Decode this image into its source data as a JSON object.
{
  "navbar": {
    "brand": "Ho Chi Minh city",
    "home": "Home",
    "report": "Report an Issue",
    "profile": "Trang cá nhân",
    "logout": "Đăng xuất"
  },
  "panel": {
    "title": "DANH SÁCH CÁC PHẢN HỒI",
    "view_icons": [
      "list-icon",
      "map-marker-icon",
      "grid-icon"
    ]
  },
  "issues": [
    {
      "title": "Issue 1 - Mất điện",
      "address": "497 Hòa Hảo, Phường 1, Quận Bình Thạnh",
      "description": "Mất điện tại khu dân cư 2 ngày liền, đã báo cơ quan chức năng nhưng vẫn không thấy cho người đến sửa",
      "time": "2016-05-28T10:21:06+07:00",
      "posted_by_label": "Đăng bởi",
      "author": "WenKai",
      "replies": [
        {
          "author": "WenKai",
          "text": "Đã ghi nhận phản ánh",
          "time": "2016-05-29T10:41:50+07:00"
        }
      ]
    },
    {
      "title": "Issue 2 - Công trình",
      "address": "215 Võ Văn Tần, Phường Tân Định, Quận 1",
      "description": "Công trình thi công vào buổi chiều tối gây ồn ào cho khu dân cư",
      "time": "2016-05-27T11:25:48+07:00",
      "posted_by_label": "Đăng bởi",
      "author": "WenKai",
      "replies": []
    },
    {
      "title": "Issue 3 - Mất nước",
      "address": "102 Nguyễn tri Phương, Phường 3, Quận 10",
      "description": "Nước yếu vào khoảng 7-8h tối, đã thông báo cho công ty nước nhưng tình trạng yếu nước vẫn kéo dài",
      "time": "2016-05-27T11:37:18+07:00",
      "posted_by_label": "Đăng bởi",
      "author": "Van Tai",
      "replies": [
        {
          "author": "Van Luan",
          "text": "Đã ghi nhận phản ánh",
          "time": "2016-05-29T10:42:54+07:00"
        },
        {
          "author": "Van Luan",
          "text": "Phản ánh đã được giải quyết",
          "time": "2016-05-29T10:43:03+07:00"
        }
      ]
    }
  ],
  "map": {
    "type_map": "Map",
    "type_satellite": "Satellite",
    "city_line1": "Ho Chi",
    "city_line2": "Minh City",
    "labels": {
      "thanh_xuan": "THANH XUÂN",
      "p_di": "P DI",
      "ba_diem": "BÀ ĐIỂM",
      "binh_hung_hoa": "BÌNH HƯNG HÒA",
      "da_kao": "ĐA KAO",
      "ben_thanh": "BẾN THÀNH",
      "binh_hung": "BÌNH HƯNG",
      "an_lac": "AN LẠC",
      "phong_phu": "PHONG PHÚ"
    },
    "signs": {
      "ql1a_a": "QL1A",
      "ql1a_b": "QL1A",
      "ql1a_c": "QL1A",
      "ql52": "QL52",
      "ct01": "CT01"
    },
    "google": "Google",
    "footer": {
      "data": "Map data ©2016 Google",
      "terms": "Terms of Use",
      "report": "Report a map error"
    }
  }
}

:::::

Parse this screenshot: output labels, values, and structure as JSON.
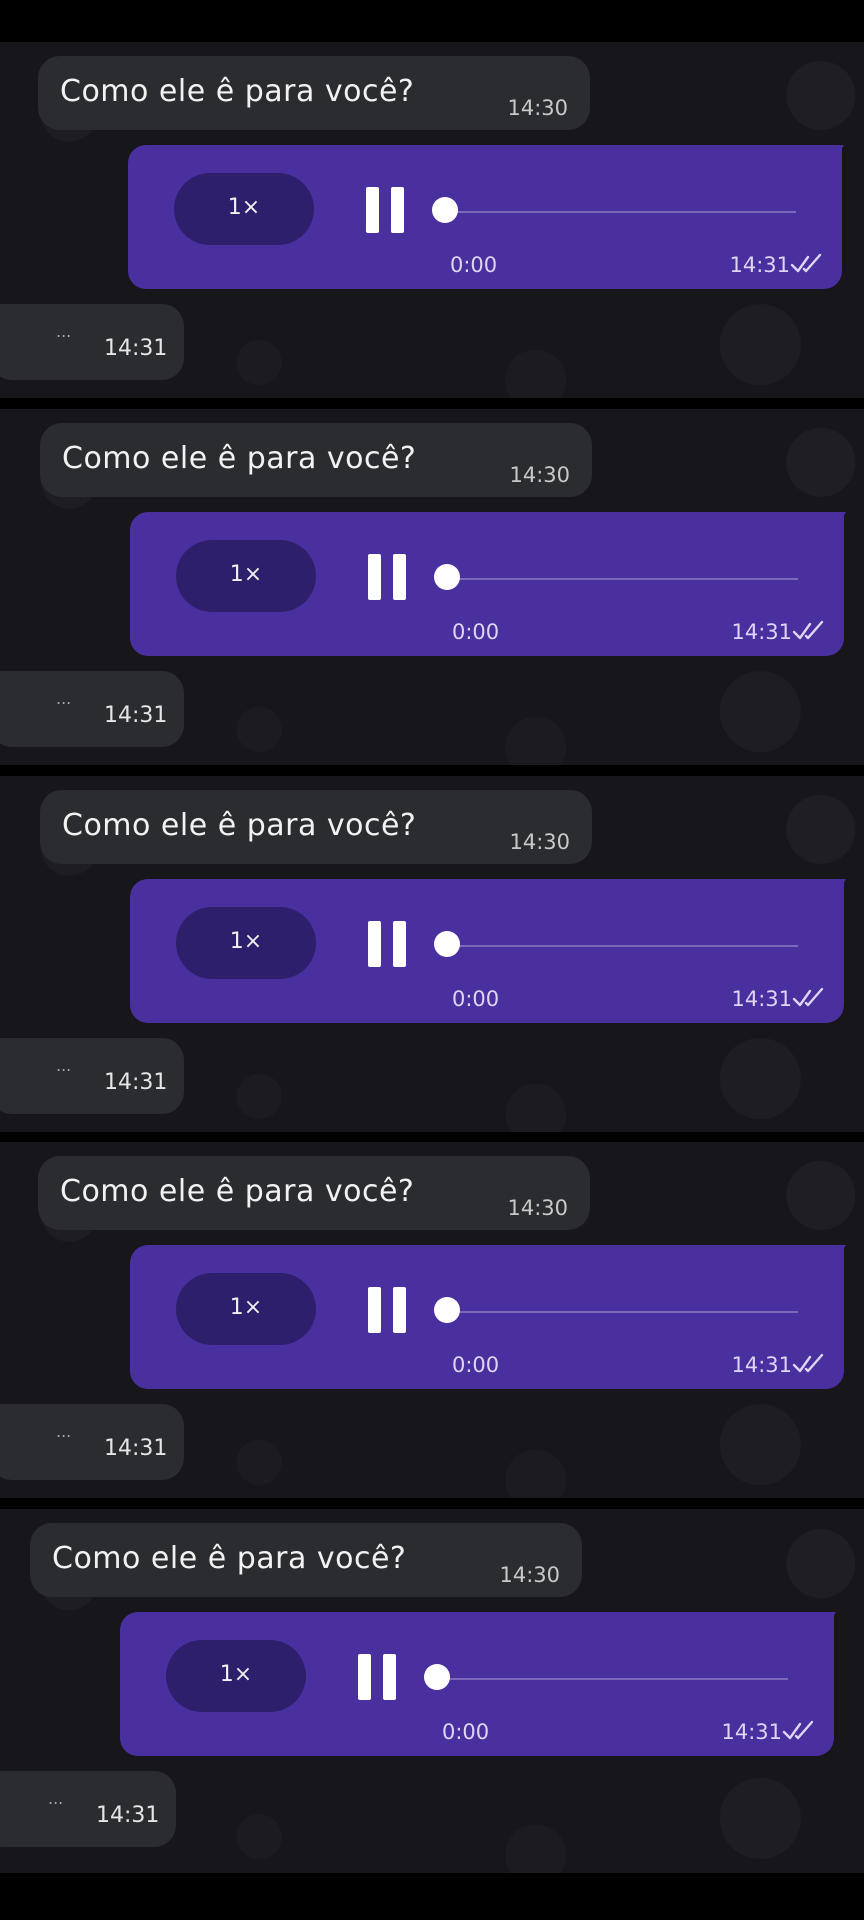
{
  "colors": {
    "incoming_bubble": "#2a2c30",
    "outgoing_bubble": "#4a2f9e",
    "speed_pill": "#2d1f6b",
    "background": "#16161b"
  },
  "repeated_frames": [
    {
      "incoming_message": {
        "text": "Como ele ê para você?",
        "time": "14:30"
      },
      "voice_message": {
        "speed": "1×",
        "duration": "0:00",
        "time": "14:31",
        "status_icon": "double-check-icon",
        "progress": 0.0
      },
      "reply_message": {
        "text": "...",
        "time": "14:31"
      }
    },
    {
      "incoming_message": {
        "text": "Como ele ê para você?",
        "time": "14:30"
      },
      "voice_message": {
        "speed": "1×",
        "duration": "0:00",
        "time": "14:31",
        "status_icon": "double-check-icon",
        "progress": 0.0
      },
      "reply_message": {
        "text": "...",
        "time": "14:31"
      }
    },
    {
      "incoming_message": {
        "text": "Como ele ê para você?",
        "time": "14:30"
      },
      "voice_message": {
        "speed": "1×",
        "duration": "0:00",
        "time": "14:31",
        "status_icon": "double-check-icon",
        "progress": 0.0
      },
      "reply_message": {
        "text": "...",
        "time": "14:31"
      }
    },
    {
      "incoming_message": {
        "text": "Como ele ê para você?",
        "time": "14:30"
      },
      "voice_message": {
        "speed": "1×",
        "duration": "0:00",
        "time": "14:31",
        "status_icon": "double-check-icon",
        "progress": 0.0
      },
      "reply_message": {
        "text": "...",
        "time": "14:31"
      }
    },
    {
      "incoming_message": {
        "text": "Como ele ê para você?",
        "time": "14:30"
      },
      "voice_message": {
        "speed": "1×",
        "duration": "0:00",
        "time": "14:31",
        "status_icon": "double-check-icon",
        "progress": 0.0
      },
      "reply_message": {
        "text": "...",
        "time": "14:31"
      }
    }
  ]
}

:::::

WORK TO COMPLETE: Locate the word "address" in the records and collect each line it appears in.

COMPLETED EXERCISE:
      "address": "497 Hòa Hảo, Phường 1, Quận Bình Thạnh",
      "address": "215 Võ Văn Tần, Phường Tân Định, Quận 1",
      "address": "102 Nguyễn tri Phương, Phường 3, Quận 10",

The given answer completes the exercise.